precisely as stated in the question.

### Conclusions

This relationship between the "induced likelihood" and likelihood has nothing whatsoever to do with properties of likelihood, random variables, or anything else statistical: it is purely a statement about upper bounds of values attained by a function on a set. The least upper bound can be defined with respect to the entire set $$(\mathcal{L}^{*}_\Theta)$$ or it can be found in stages by first taking the least upper bounds of subsets of the set $$(\mathcal{L}^{*}_{g^{-1}(\eta)})$$ and then finding the least upper bound of those upper bounds.

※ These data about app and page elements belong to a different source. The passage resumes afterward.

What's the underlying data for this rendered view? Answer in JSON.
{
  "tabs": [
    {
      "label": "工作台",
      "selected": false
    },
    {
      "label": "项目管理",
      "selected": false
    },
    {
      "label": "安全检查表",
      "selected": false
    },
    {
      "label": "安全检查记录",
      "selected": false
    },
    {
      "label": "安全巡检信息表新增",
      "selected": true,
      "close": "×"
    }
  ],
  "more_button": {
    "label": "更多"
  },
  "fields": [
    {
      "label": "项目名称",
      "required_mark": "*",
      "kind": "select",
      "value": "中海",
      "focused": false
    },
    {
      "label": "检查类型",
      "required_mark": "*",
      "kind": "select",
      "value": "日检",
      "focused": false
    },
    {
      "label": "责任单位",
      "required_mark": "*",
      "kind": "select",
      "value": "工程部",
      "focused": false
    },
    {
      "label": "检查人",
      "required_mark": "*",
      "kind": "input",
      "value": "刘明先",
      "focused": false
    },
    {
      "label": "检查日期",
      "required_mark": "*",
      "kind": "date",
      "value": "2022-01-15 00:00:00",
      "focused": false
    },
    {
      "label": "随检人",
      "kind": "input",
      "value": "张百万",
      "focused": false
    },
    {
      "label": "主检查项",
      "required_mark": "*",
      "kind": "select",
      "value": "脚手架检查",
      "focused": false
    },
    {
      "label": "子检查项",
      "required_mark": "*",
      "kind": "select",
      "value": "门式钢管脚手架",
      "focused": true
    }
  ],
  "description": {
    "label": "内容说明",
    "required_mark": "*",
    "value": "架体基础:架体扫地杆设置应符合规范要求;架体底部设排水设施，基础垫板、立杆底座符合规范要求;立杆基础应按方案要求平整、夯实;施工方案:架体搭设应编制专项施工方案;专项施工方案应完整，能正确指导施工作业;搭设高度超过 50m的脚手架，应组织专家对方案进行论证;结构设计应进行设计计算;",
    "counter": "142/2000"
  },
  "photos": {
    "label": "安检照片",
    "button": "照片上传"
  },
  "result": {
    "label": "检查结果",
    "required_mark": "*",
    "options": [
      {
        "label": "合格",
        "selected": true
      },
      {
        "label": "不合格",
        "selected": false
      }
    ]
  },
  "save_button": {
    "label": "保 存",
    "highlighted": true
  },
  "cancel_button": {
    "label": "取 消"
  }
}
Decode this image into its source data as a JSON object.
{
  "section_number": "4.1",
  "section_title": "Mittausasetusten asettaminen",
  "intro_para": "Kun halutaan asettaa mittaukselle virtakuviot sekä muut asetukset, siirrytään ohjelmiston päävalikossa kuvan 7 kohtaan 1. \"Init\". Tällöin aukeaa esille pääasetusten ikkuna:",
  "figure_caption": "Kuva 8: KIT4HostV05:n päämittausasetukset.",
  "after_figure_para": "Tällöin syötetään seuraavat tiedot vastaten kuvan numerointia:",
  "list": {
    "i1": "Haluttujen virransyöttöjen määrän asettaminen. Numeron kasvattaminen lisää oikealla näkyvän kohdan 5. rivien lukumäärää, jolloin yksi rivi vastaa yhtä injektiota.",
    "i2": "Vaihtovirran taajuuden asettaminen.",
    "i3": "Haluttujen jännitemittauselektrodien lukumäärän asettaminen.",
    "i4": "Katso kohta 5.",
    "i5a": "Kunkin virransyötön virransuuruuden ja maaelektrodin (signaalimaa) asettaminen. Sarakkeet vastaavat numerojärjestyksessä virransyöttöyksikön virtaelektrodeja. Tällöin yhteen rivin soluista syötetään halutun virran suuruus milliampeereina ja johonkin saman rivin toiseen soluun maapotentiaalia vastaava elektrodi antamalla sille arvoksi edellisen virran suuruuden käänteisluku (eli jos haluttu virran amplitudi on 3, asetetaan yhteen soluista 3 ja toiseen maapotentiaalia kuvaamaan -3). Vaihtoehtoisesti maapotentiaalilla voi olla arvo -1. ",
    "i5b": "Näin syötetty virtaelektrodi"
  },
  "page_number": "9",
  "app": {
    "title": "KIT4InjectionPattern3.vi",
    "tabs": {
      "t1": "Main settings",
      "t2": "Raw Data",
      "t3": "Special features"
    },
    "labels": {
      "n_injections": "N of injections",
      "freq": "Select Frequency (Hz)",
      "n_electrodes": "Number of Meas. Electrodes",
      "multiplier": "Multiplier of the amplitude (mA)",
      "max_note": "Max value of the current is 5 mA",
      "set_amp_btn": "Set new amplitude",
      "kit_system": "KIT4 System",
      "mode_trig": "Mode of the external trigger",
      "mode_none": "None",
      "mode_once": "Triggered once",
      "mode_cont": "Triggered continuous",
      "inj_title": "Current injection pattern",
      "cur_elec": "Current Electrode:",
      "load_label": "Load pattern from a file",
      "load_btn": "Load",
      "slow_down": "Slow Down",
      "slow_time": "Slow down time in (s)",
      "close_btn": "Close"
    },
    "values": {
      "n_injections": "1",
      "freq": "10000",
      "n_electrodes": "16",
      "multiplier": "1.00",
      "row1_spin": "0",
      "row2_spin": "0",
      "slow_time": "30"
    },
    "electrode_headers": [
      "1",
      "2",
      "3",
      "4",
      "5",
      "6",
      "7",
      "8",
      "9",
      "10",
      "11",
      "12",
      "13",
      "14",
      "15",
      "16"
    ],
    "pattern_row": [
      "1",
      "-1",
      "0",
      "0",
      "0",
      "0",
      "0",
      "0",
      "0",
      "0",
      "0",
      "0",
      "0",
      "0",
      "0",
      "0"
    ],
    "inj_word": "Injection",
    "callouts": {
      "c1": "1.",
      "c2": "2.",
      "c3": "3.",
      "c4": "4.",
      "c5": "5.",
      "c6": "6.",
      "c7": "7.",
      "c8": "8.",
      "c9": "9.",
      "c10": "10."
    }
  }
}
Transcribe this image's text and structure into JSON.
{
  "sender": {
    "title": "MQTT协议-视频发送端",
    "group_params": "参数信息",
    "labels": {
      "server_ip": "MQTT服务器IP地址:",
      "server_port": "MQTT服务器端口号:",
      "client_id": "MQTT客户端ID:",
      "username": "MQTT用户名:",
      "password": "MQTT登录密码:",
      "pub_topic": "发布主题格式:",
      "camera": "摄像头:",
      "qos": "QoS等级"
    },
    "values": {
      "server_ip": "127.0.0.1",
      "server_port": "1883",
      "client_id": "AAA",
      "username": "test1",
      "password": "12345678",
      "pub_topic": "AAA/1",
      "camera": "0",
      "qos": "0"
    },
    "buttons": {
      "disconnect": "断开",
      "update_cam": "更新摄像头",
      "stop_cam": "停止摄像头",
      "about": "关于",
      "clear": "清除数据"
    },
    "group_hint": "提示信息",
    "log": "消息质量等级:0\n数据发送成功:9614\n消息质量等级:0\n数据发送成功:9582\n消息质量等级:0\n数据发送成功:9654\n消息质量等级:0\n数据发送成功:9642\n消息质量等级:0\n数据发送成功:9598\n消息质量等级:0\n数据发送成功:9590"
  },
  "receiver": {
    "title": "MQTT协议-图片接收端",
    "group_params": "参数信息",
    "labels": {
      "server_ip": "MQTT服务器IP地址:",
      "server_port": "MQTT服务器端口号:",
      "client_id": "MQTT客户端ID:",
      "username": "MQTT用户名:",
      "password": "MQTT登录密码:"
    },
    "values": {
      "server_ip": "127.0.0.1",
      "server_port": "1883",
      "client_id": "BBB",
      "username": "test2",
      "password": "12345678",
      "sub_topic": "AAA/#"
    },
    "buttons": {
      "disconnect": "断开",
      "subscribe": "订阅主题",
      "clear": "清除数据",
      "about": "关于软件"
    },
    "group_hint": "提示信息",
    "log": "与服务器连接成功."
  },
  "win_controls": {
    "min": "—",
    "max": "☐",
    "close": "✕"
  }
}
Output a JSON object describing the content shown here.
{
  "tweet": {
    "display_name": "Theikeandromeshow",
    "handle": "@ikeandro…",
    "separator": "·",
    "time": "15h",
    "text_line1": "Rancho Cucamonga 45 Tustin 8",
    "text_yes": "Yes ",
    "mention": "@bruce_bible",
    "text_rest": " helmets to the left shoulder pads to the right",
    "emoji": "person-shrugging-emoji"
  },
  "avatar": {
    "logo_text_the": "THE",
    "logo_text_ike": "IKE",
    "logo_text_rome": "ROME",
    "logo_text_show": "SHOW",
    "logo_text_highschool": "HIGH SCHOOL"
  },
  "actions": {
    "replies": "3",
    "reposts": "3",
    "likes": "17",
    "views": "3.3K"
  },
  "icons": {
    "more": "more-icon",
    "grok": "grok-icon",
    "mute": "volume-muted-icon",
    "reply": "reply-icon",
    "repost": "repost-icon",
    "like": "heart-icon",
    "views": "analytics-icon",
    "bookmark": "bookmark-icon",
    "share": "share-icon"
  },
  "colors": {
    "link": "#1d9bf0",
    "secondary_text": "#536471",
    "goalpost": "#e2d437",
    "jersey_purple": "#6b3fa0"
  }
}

• Is $\bigcup_{\eta\in\mathbb{R}}g^{-1}(\eta)$ a shorthand notation for $\bigcup_{\eta\in\mathbb{R}}\left\{ \theta\in\Theta:g(\theta)=\eta\right\}$? Feb 7, 2021 at 19:13
• @stat Yes, the definition of the level set is that $g^{-1}(\eta)=\{\theta\in\Theta\mid g(\theta)=\eta\}.$
– whuber
Feb 7, 2021 at 19:15
• Thank you for the clarification. I wasn't aware of this notation / am used to a different notation for level sets but this one also makes sense to me since a level set is the preimage of a singleton under a function. I would probably denote this by $g^{-1}\left(\left\{ \eta\right\} \right)$ but now that I've thought about it it's clear what $g^{-1}\left(\eta\right)$ refers to. Btw +1 for this nice exposition. Feb 7, 2021 at 19:49